I respectfully must differ with you. The case was concerned with certain individual rights guaranteed by the United States Constitution being violated by the State by administering antipsychotic medication to a criminal Defendant for the sole purpose of rendering the Defendant competent to stand trial, where such Defendant had previously been determined to be incompetent to stand trial.
The issue before the United States Supreme Court in Sell v. United States, 539 U.S. 166 (2003) was whether a Defendant’s cognitive liberty as guaranteed by the US Constitution is violated if antipsychotic medication is forcibly administered to a Defendant. And, specifically in Dr. Sell’s case, could a lower Court Order the forcible administration of antipsychotic medication to a criminal defendant who had been determined to be incompetent to stand trial for the sole purpose of making them competent to stand trial,
The US Court of Appeals affirmed the US District Court which held that a lower Court could order the forcible administration of antipsychotic medication to a criminal defendant.
The United States Supreme Court reversed, holding that antipsychotic medication could not be forcibly administered to a criminal Defendant who was not dangerous to himself or others, for the sole purpose of rendering the Defendant mentally competent to stand trial for serious but nonviolent crimes.
The United States Supreme Court further held that stringent limits had to be imposed on the right of a lower court to order the forcible administration of antipsychotic medication Specifically, the court held that lower courts could do so only under limited circumstances in which specified criteria had been met.
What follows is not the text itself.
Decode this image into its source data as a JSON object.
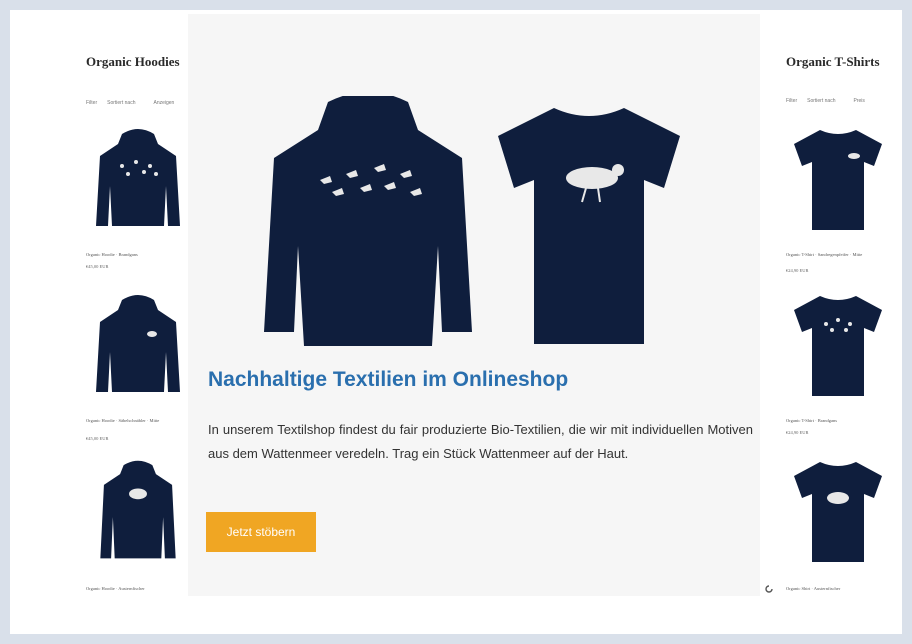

In the case of Charles Sell, since the lower court had failed to determine that all the appropriate criteria for court-ordered forcible treatment had been met, the order to forcibly medicate the defendant was reversed.
Applying the decision in Sell to your question relating to those who have been involuntarily committed to a mental health facility, It would appear that if they are not a danger to themselves, or others, then they can refuse their medication ad a Court would not have the power to Order anyone to administer medication which the patient has refused.
You question the rights of personnel, it is very difficult, I would say Impossible to defeat an individual's rights when his claim to those rights is based on the United States Constitution
PLEASE BE KIND ENOUGH TO LEAVE POSITIVE FEEDBACK SO THAT I RECEIVE CREDIT FOR ASSISTING YOU,